▶ **ACTIVITY**
Copy the records below exactly, but leave out any picture they contain.
------ RECORDS ------
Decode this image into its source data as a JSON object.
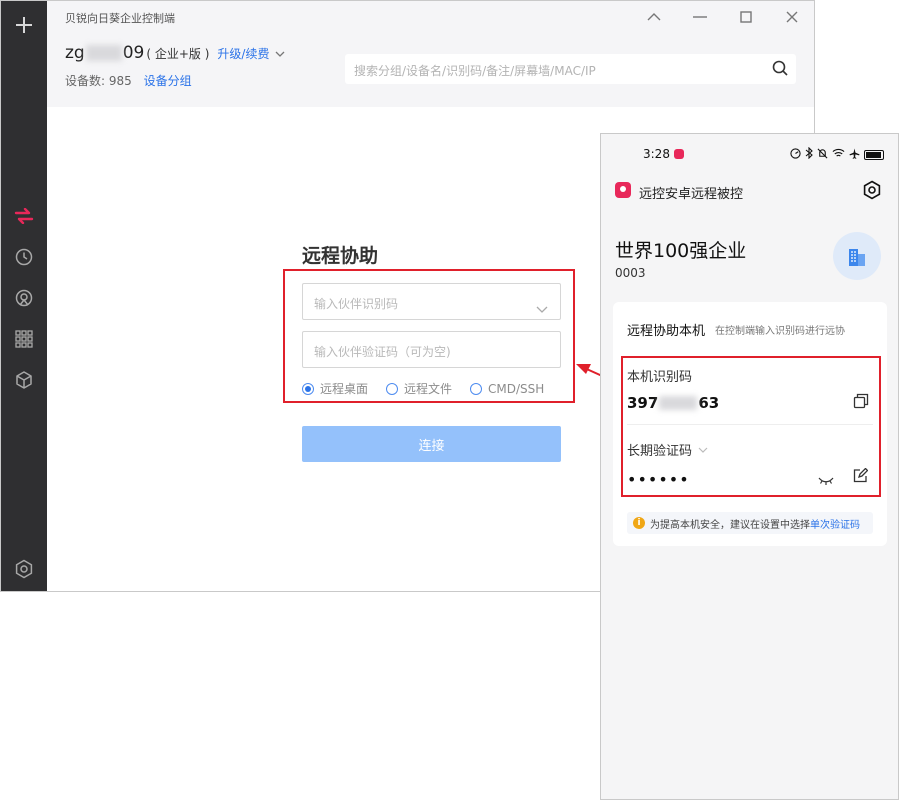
{
  "window": {
    "title": "贝锐向日葵企业控制端",
    "account": {
      "name_prefix": "zg",
      "name_suffix": "09",
      "edition": "( 企业+版 )",
      "upgrade": "升级/续费"
    },
    "devices_label": "设备数:",
    "devices_count": "985",
    "group_link": "设备分组",
    "search_placeholder": "搜索分组/设备名/识别码/备注/屏幕墙/MAC/IP"
  },
  "remote_assist": {
    "title": "远程协助",
    "partner_id_placeholder": "输入伙伴识别码",
    "partner_code_placeholder": "输入伙伴验证码（可为空)",
    "modes": [
      "远程桌面",
      "远程文件",
      "CMD/SSH"
    ],
    "selected_mode": "远程桌面",
    "connect_label": "连接"
  },
  "phone": {
    "time": "3:28",
    "app_title": "远控安卓远程被控",
    "org_name": "世界100强企业",
    "org_code": "0003",
    "card_title": "远程协助本机",
    "card_subtitle": "在控制端输入识别码进行远协",
    "id_label": "本机识别码",
    "id_prefix": "397",
    "id_suffix": "63",
    "code_label": "长期验证码",
    "code_mask": "••••••",
    "tip_text": "为提高本机安全，建议在设置中选择",
    "tip_link": "单次验证码"
  },
  "colors": {
    "accent": "#2b73e8",
    "highlight": "#e0202b",
    "brand": "#e8285a",
    "sidebar": "#2f2f31"
  }
}
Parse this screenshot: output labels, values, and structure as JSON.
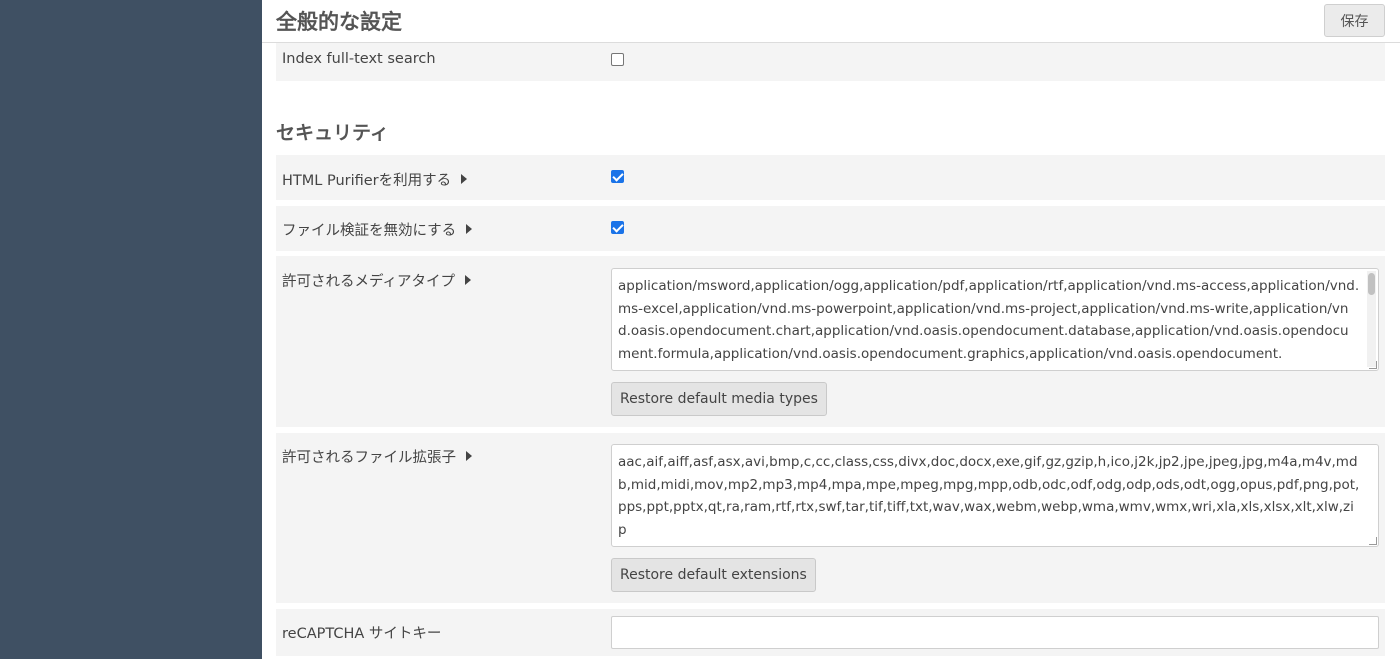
{
  "header": {
    "title": "全般的な設定",
    "save_label": "保存"
  },
  "rows": {
    "index_search": {
      "label": "Index full-text search",
      "checked": false
    },
    "html_purifier": {
      "label": "HTML Purifierを利用する",
      "checked": true
    },
    "disable_file_validation": {
      "label": "ファイル検証を無効にする",
      "checked": true
    },
    "media_types": {
      "label": "許可されるメディアタイプ",
      "value": "application/msword,application/ogg,application/pdf,application/rtf,application/vnd.ms-access,application/vnd.ms-excel,application/vnd.ms-powerpoint,application/vnd.ms-project,application/vnd.ms-write,application/vnd.oasis.opendocument.chart,application/vnd.oasis.opendocument.database,application/vnd.oasis.opendocument.formula,application/vnd.oasis.opendocument.graphics,application/vnd.oasis.opendocument.",
      "restore_label": "Restore default media types"
    },
    "file_extensions": {
      "label": "許可されるファイル拡張子",
      "value": "aac,aif,aiff,asf,asx,avi,bmp,c,cc,class,css,divx,doc,docx,exe,gif,gz,gzip,h,ico,j2k,jp2,jpe,jpeg,jpg,m4a,m4v,mdb,mid,midi,mov,mp2,mp3,mp4,mpa,mpe,mpeg,mpg,mpp,odb,odc,odf,odg,odp,ods,odt,ogg,opus,pdf,png,pot,pps,ppt,pptx,qt,ra,ram,rtf,rtx,swf,tar,tif,tiff,txt,wav,wax,webm,webp,wma,wmv,wmx,wri,xla,xls,xlsx,xlt,xlw,zip",
      "restore_label": "Restore default extensions"
    },
    "recaptcha_site_key": {
      "label": "reCAPTCHA サイトキー",
      "value": ""
    }
  },
  "sections": {
    "security": "セキュリティ"
  },
  "colors": {
    "sidebar": "#3f5063",
    "row_background": "#f4f4f4",
    "checkbox_checked": "#1a73e8"
  }
}
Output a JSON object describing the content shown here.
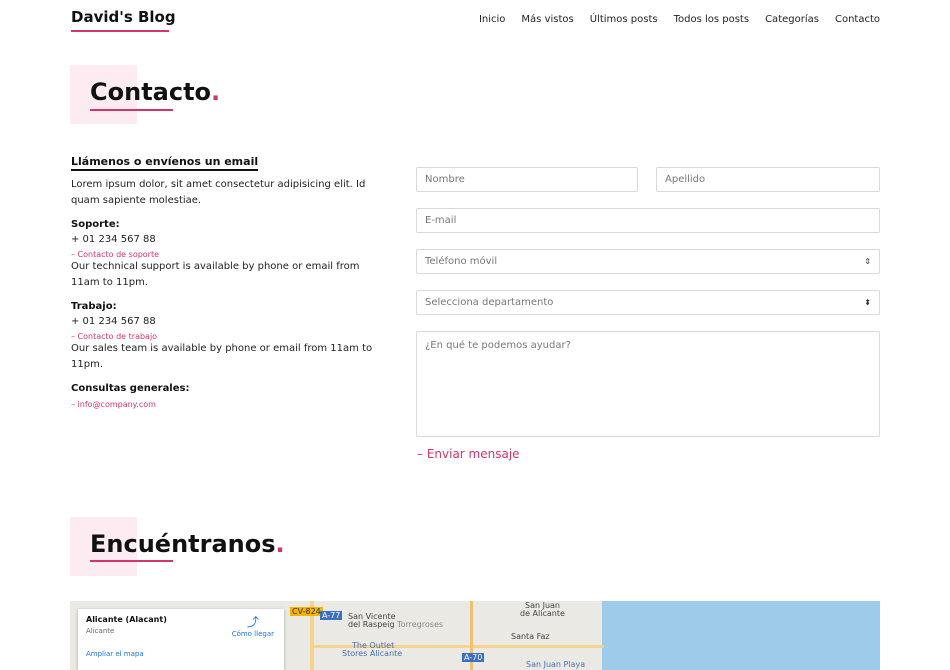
{
  "header": {
    "brand": "David's Blog",
    "nav": [
      "Inicio",
      "Más vistos",
      "Últimos posts",
      "Todos los posts",
      "Categorías",
      "Contacto"
    ]
  },
  "contact": {
    "title": "Contacto",
    "dot": ".",
    "subtitle": "Llámenos o envíenos un email",
    "intro": "Lorem ipsum dolor, sit amet consectetur adipisicing elit. Id quam sapiente molestiae.",
    "support": {
      "label": "Soporte:",
      "phone": "+ 01 234 567 88",
      "link": "– Contacto de soporte",
      "text": "Our technical support is available by phone or email from 11am to 11pm."
    },
    "work": {
      "label": "Trabajo:",
      "phone": "+ 01 234 567 88",
      "link": "– Contacto de trabajo",
      "text": "Our sales team is available by phone or email from 11am to 11pm."
    },
    "general": {
      "label": "Consultas generales:",
      "link": "– info@company.com"
    }
  },
  "form": {
    "first_name": "Nombre",
    "last_name": "Apellido",
    "email": "E-mail",
    "phone": "Teléfono móvil",
    "department": "Selecciona departamento",
    "message": "¿En qué te podemos ayudar?",
    "send": "– Enviar mensaje"
  },
  "find": {
    "title": "Encuéntranos",
    "dot": "."
  },
  "map": {
    "card_title": "Alicante (Alacant)",
    "card_subtitle": "Alicante",
    "enlarge": "Ampliar el mapa",
    "directions": "Cómo llegar",
    "labels": {
      "san_vicente": "San Vicente",
      "raspeig": "del Raspeig",
      "torregroses": "Torregroses",
      "san_juan": "San Juan",
      "de_alicante": "de Alicante",
      "santa_faz": "Santa Faz",
      "outlet": "The Outlet",
      "stores": "Stores Alicante",
      "san_juan_playa": "San Juan Playa",
      "cv824": "CV-824",
      "a77": "A-77",
      "a70": "A-70"
    }
  },
  "colors": {
    "accent": "#d6336c",
    "accent_light": "#fcecf2",
    "sea": "#9ecbea"
  }
}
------
▶ **ANSWER**
Decode this image into its source data as a JSON object.
{
  "window": {
    "title": "贝锐向日葵企业控制端",
    "account": {
      "name_prefix": "zg",
      "name_suffix": "09",
      "edition": "( 企业+版 )",
      "upgrade": "升级/续费"
    },
    "devices_label": "设备数:",
    "devices_count": "985",
    "group_link": "设备分组",
    "search_placeholder": "搜索分组/设备名/识别码/备注/屏幕墙/MAC/IP"
  },
  "remote_assist": {
    "title": "远程协助",
    "partner_id_placeholder": "输入伙伴识别码",
    "partner_code_placeholder": "输入伙伴验证码（可为空)",
    "modes": [
      "远程桌面",
      "远程文件",
      "CMD/SSH"
    ],
    "selected_mode": "远程桌面",
    "connect_label": "连接"
  },
  "phone": {
    "time": "3:28",
    "app_title": "远控安卓远程被控",
    "org_name": "世界100强企业",
    "org_code": "0003",
    "card_title": "远程协助本机",
    "card_subtitle": "在控制端输入识别码进行远协",
    "id_label": "本机识别码",
    "id_prefix": "397",
    "id_suffix": "63",
    "code_label": "长期验证码",
    "code_mask": "••••••",
    "tip_text": "为提高本机安全，建议在设置中选择",
    "tip_link": "单次验证码"
  },
  "colors": {
    "accent": "#2b73e8",
    "highlight": "#e0202b",
    "brand": "#e8285a",
    "sidebar": "#2f2f31"
  }
}
Parse this screenshot: output labels, values, and structure as JSON.
{
  "header": {
    "title": "全般的な設定",
    "save_label": "保存"
  },
  "rows": {
    "index_search": {
      "label": "Index full-text search",
      "checked": false
    },
    "html_purifier": {
      "label": "HTML Purifierを利用する",
      "checked": true
    },
    "disable_file_validation": {
      "label": "ファイル検証を無効にする",
      "checked": true
    },
    "media_types": {
      "label": "許可されるメディアタイプ",
      "value": "application/msword,application/ogg,application/pdf,application/rtf,application/vnd.ms-access,application/vnd.ms-excel,application/vnd.ms-powerpoint,application/vnd.ms-project,application/vnd.ms-write,application/vnd.oasis.opendocument.chart,application/vnd.oasis.opendocument.database,application/vnd.oasis.opendocument.formula,application/vnd.oasis.opendocument.graphics,application/vnd.oasis.opendocument.",
      "restore_label": "Restore default media types"
    },
    "file_extensions": {
      "label": "許可されるファイル拡張子",
      "value": "aac,aif,aiff,asf,asx,avi,bmp,c,cc,class,css,divx,doc,docx,exe,gif,gz,gzip,h,ico,j2k,jp2,jpe,jpeg,jpg,m4a,m4v,mdb,mid,midi,mov,mp2,mp3,mp4,mpa,mpe,mpeg,mpg,mpp,odb,odc,odf,odg,odp,ods,odt,ogg,opus,pdf,png,pot,pps,ppt,pptx,qt,ra,ram,rtf,rtx,swf,tar,tif,tiff,txt,wav,wax,webm,webp,wma,wmv,wmx,wri,xla,xls,xlsx,xlt,xlw,zip",
      "restore_label": "Restore default extensions"
    },
    "recaptcha_site_key": {
      "label": "reCAPTCHA サイトキー",
      "value": ""
    }
  },
  "sections": {
    "security": "セキュリティ"
  },
  "colors": {
    "sidebar": "#3f5063",
    "row_background": "#f4f4f4",
    "checkbox_checked": "#1a73e8"
  }
}
Output a JSON object describing the content shown here.
{
  "header": {
    "brand": "David's Blog",
    "nav": [
      "Inicio",
      "Más vistos",
      "Últimos posts",
      "Todos los posts",
      "Categorías",
      "Contacto"
    ]
  },
  "contact": {
    "title": "Contacto",
    "dot": ".",
    "subtitle": "Llámenos o envíenos un email",
    "intro": "Lorem ipsum dolor, sit amet consectetur adipisicing elit. Id quam sapiente molestiae.",
    "support": {
      "label": "Soporte:",
      "phone": "+ 01 234 567 88",
      "link": "– Contacto de soporte",
      "text": "Our technical support is available by phone or email from 11am to 11pm."
    },
    "work": {
      "label": "Trabajo:",
      "phone": "+ 01 234 567 88",
      "link": "– Contacto de trabajo",
      "text": "Our sales team is available by phone or email from 11am to 11pm."
    },
    "general": {
      "label": "Consultas generales:",
      "link": "– info@company.com"
    }
  },
  "form": {
    "first_name": "Nombre",
    "last_name": "Apellido",
    "email": "E-mail",
    "phone": "Teléfono móvil",
    "department": "Selecciona departamento",
    "message": "¿En qué te podemos ayudar?",
    "send": "– Enviar mensaje"
  },
  "find": {
    "title": "Encuéntranos",
    "dot": "."
  },
  "map": {
    "card_title": "Alicante (Alacant)",
    "card_subtitle": "Alicante",
    "enlarge": "Ampliar el mapa",
    "directions": "Cómo llegar",
    "labels": {
      "san_vicente": "San Vicente",
      "raspeig": "del Raspeig",
      "torregroses": "Torregroses",
      "san_juan": "San Juan",
      "de_alicante": "de Alicante",
      "santa_faz": "Santa Faz",
      "outlet": "The Outlet",
      "stores": "Stores Alicante",
      "san_juan_playa": "San Juan Playa",
      "cv824": "CV-824",
      "a77": "A-77",
      "a70": "A-70"
    }
  },
  "colors": {
    "accent": "#d6336c",
    "accent_light": "#fcecf2",
    "sea": "#9ecbea"
  }
}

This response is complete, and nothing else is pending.